“The scientists that we have working on our coating technology are the most important technologists in the company,” McGarry notes, adding, “If you go out into our Allison Park facility, you’ll see the United Nations of technologists because we recruit tech people from around the world to drive innovation. We have really good innovators.”

Growing Globally

PPG has operations in 70 countries. McGarry says PPG is dedicated to growing regionally, noting that the company now sells its products in 140 countries but “there are a lot more than that.”

McGarry says PPG makes coatings around the world because “to a certain extent it is like shipping water. It is costly to ship coatings so we produce locally.” That emphasis on serving individual markets also extends to customer support.

“A lot of the coatings space needs top-notch technical support,” McGarry says. “We help our customers set up lines so they can run more efficiently, use less paint and move coated parts through a line faster.”

In recent decades, many U.S. manufacturers have looked principally to China for international growth. Asked about the slowdown in the Chinese economy, McGarry says that was having more of an impact on commodity products than the products PPG is involved with aimed at the middle class, such as for cars or appliances. He also expressed confidence in the Chinese government’s ability to manage the economy.

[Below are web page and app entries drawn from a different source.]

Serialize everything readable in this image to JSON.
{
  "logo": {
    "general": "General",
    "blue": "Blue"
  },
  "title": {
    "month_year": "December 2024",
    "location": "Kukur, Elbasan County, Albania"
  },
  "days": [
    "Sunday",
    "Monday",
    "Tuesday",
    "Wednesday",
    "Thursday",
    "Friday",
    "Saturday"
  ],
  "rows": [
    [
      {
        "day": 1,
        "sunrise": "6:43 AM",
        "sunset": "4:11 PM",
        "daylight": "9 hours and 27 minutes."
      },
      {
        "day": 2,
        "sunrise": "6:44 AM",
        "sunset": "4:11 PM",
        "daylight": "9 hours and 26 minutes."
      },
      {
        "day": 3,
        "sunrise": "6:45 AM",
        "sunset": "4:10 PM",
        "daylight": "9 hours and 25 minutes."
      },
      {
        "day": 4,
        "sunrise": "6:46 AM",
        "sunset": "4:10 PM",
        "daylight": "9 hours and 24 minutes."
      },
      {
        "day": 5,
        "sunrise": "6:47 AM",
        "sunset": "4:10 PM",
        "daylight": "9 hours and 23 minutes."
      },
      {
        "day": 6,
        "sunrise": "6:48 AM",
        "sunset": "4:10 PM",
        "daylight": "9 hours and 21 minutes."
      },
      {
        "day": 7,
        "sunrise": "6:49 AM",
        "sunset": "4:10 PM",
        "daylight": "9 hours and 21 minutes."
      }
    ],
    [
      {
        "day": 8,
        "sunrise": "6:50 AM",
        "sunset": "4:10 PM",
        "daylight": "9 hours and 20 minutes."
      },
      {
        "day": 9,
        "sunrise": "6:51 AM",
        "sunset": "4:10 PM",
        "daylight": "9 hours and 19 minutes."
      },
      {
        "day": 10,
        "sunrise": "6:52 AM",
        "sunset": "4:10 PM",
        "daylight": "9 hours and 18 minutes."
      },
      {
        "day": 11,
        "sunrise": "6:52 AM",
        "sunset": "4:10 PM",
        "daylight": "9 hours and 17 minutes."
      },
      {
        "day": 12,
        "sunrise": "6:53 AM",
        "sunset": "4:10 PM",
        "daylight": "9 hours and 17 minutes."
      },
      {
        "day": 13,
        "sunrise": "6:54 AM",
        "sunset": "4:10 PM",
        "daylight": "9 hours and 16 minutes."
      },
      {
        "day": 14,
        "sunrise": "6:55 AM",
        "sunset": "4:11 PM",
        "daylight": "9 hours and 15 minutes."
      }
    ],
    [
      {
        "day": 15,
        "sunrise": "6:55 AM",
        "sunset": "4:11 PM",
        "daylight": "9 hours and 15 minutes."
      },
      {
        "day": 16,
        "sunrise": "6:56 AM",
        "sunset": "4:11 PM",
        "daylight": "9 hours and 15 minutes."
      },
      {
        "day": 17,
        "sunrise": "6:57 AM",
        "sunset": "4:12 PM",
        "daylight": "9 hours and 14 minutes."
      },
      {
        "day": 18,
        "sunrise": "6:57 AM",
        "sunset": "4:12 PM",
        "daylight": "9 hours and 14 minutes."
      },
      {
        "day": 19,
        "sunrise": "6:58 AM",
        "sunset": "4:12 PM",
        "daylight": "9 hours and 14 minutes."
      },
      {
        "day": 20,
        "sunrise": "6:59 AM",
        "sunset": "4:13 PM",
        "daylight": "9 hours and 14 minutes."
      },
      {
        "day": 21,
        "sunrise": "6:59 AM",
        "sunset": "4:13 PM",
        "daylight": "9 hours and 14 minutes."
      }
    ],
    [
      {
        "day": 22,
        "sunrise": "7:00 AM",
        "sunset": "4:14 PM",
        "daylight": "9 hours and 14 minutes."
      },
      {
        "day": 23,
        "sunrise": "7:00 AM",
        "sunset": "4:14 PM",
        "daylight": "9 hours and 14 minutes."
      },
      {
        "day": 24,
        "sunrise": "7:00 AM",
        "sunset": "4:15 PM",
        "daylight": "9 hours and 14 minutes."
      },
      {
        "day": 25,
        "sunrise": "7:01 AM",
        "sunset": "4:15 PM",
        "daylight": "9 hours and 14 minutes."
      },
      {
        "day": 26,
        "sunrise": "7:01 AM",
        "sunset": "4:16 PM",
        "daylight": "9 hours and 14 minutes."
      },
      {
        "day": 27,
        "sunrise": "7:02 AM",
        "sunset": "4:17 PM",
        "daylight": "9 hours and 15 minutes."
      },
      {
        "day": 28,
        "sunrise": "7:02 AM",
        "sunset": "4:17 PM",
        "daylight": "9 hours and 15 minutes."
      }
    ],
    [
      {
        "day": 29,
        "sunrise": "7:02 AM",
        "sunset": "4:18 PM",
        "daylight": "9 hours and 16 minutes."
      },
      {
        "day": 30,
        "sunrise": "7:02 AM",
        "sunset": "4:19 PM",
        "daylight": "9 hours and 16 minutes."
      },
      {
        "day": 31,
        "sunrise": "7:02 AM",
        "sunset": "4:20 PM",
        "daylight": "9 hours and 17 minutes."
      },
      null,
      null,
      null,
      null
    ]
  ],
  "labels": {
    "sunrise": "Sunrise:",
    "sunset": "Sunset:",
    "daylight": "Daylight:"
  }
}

“Has it slowed down in China? Absolutely. But the areas we are in are not slowing nearly to the extent that the rest of China has,” asserts McGarry. “We still think it will have a very good long-term, positive growth trend.”

PPG has built a good portion of its business through acquisitions, and McGarry cites the ability to integrate these acquired firms into PPG as a “core competence” of the company. He said PPG takes a disciplined approach to assessing acquisition candidates and “passes on a lot.” For architectural coating firms, McGarry said, the company looks for companies that are either number one or two in their market, or that help with regional positioning. For industrial coating companies, PPG seeks acquisitions that will help them acquire new technologies, or provide greater penetration into a market such as aerospace.

“For each segment, we have a very specific goal in mind,” says McGarry. “It is not one size fits all.”

PPG’s largest acquisition was the SigmaKalon Group, a global coatings firm based in the Netherlands that PPG bought for $3.2 billion in January 2008. PPG did not have an architectural coatings business in Europe at the time so it left that part of the business largely operating as it was. However, it took the industrial and protective marine parts of the company and integrated them with corresponding PPG units.

McGarry says PPG tries to share best practices both ways with newly acquired companies.

“We know every company we buy does something really well,” he notes. “Our goal is to find what they do well and bring it inside PPG.”

McGarry says PPG strives to make sure that the leaders of acquired firms understand they can now operate in a larger enterprise that offers more opportunities. At least half of the top executives in PPG joined the company as a result of acquisitions, he points out, including direct reports such as Marcos Achar Levy, the CEO of PPG-Comex, the Mexican coatings company that PPG purchased for $2.3 billion in November 2014.